During the current financial climate, a lot of people and businesses are feeling the squeeze on their income, and care homes are no exception. With rising energy prices and inflation, care homes are under more and more pressure to continue providing their services to those that need them, while still paying their staffing costs, utility bills and other essential outgoings.
The COVID-19 pandemic introduced a large number of unforeseen costs, which included the increased need for PPE, testing and staffing costs due to positive test results or quarantining. While financial support was put in place for some time, this has now been stopped, and despite the lower number of cases, there is still some need for these in the interests of preparedness and vigilance.
Staffing has been an issue since Brexit, with many staff not being able to work in the UK any more as a result of visa implications, or because some decided to return to their home country. Rises in national insurance contributions and national minimum wage have also added extra costs, with the rises in funding not being proportionate, leaving a shortfall. In some cases, lack of available staff has resulted in homes finding it necessary to rely on agencies for support, though this also has a financial implication due to higher costs.
Energy costs continue to be the subject of much scrutiny, with almost everyone finding their bills increasing by a large percentage. While there are support schemes in place for domestic customers, care homes do not have any similar support, meaning that bills could rise by 50% or more. Food and equipment costs have also increased in the last few years, with food costs rising by as much as 20%, and equipment by 25%, putting further strain on what are already strained finances.
Budgeting for care homes can also be a tricky endeavor, as unlike other businesses who budget according to periods, financial years and such like, they cannot easily do so due to the ebb and flow of residents under their care, which can be very difficult to predict. There is no defined endpoint that a budget can cover, and care homes are also a 24 hour a day, 7 days a week business, meaning their costs will naturally be higher than most who are open during ‘normal’ business hours.

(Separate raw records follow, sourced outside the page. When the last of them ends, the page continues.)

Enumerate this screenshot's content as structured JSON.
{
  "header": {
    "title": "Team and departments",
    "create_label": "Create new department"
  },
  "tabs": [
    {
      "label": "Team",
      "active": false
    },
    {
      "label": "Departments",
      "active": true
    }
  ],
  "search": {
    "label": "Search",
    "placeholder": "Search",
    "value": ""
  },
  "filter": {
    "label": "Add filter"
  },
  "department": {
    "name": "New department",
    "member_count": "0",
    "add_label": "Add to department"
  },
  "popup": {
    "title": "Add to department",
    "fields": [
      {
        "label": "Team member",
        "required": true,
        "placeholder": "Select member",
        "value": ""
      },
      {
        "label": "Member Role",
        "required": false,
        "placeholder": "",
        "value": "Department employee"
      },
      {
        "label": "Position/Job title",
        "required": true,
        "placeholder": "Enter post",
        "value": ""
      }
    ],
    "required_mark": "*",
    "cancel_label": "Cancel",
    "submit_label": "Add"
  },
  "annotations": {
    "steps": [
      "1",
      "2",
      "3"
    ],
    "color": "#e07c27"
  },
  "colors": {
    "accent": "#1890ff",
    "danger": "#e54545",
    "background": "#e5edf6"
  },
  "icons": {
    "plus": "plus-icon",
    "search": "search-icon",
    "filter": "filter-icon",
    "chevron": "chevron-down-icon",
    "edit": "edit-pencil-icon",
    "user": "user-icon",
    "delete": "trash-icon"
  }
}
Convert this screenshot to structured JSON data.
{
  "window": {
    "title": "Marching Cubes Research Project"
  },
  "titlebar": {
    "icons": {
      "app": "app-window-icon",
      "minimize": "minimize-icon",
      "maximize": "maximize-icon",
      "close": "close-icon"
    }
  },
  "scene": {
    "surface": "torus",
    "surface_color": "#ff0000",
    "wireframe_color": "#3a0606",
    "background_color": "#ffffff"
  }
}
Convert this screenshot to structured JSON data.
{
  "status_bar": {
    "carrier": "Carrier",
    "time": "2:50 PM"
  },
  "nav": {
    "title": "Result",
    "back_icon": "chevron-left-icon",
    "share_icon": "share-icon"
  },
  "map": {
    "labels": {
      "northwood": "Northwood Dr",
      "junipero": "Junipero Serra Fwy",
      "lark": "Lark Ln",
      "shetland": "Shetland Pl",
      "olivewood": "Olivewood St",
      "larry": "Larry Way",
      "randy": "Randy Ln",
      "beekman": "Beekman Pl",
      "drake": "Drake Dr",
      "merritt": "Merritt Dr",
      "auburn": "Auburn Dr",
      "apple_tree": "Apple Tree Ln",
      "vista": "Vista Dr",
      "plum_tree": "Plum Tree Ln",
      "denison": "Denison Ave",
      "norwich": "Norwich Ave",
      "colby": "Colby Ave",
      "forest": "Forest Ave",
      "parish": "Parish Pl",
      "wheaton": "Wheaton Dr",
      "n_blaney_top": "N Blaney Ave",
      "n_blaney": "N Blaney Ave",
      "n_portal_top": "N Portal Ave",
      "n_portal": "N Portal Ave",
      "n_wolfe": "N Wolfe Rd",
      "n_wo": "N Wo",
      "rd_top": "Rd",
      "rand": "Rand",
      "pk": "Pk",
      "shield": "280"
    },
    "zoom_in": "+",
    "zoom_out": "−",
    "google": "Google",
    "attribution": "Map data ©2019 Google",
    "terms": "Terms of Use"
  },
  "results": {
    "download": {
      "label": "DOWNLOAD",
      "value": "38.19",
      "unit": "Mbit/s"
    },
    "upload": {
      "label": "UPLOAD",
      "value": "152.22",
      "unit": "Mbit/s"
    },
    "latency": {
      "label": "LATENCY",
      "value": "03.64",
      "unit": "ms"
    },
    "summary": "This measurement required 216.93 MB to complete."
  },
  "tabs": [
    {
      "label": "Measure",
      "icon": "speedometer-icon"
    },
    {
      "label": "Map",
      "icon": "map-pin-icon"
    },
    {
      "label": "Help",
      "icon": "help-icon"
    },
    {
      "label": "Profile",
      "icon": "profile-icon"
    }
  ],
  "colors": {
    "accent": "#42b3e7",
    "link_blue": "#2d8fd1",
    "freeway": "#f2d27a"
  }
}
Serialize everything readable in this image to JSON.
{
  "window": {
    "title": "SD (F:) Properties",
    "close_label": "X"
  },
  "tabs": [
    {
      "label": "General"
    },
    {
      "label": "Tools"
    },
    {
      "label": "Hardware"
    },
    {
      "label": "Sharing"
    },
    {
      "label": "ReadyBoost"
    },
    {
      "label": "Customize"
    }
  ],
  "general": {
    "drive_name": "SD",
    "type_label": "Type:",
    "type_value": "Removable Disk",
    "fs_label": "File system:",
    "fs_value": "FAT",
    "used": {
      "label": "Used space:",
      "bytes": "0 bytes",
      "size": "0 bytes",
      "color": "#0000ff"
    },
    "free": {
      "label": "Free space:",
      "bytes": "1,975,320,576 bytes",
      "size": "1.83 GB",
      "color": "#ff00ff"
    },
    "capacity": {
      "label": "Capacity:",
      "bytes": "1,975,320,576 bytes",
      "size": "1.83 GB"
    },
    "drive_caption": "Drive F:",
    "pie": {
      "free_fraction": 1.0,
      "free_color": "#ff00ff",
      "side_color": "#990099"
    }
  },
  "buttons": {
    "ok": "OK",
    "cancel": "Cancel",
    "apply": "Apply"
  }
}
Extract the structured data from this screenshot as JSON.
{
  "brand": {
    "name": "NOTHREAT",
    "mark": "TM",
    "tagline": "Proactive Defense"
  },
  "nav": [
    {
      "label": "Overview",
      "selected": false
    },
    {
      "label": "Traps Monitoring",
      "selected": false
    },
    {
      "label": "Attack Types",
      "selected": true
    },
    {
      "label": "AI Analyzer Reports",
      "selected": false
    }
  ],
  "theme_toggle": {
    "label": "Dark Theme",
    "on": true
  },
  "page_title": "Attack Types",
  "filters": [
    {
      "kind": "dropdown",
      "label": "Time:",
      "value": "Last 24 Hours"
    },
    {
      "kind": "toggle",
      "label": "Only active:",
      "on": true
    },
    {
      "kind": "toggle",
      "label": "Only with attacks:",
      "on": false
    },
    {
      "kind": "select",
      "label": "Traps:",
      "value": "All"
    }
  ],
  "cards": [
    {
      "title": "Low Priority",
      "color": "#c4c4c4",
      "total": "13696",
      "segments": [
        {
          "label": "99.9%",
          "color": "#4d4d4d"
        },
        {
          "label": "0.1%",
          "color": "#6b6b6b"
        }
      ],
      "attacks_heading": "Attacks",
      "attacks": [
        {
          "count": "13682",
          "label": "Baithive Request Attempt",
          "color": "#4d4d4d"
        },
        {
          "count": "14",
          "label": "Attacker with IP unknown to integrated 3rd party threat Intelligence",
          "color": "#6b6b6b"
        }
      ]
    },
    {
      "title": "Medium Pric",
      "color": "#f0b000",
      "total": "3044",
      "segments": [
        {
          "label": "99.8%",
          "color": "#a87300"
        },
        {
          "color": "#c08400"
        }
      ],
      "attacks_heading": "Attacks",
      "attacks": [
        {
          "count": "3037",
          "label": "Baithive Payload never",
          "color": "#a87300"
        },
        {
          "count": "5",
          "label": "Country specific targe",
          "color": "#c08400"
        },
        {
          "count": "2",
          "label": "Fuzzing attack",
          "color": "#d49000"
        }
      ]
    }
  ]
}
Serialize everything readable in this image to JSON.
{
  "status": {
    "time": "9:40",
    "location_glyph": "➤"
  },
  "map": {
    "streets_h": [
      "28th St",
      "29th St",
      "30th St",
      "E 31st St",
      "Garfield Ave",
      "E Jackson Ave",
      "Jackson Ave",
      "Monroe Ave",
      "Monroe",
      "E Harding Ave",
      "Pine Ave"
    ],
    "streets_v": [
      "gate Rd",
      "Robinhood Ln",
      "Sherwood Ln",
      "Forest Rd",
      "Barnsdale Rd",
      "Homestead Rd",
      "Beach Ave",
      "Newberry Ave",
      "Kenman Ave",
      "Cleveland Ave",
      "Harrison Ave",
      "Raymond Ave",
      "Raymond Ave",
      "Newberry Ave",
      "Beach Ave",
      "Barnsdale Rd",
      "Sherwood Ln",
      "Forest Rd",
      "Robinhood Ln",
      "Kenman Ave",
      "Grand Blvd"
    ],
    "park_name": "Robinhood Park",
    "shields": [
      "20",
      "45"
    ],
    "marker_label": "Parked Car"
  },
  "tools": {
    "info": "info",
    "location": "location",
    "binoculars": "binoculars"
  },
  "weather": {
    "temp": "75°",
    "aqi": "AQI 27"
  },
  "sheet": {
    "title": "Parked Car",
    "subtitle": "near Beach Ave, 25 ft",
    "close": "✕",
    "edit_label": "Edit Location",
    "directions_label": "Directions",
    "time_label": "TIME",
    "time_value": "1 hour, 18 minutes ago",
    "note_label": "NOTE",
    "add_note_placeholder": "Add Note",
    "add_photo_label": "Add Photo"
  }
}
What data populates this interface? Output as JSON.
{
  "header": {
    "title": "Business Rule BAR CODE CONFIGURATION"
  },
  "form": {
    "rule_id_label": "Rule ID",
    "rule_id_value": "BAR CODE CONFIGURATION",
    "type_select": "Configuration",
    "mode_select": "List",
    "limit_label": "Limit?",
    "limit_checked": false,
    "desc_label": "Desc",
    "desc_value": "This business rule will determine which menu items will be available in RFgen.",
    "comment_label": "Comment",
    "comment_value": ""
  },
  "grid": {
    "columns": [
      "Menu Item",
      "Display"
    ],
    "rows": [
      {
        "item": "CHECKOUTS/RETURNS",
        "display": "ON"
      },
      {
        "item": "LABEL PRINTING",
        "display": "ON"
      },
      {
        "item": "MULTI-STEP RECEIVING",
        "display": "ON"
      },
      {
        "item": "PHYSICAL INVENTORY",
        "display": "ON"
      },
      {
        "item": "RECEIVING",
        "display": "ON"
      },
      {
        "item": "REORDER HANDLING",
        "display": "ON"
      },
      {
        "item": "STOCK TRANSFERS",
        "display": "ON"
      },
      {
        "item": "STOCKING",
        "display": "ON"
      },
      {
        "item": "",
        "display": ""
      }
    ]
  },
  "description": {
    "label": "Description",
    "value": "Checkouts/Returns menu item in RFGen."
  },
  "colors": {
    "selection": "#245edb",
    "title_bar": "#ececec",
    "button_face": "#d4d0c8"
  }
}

While fee increases are never ideal, most care homes will be applying higher level increases in order to try and combat these issues. We spend a lot of time calculating these increases to ensure that they are as fair as possible, and that we can continue to provide the highest levels of care that our residents both require and deserve.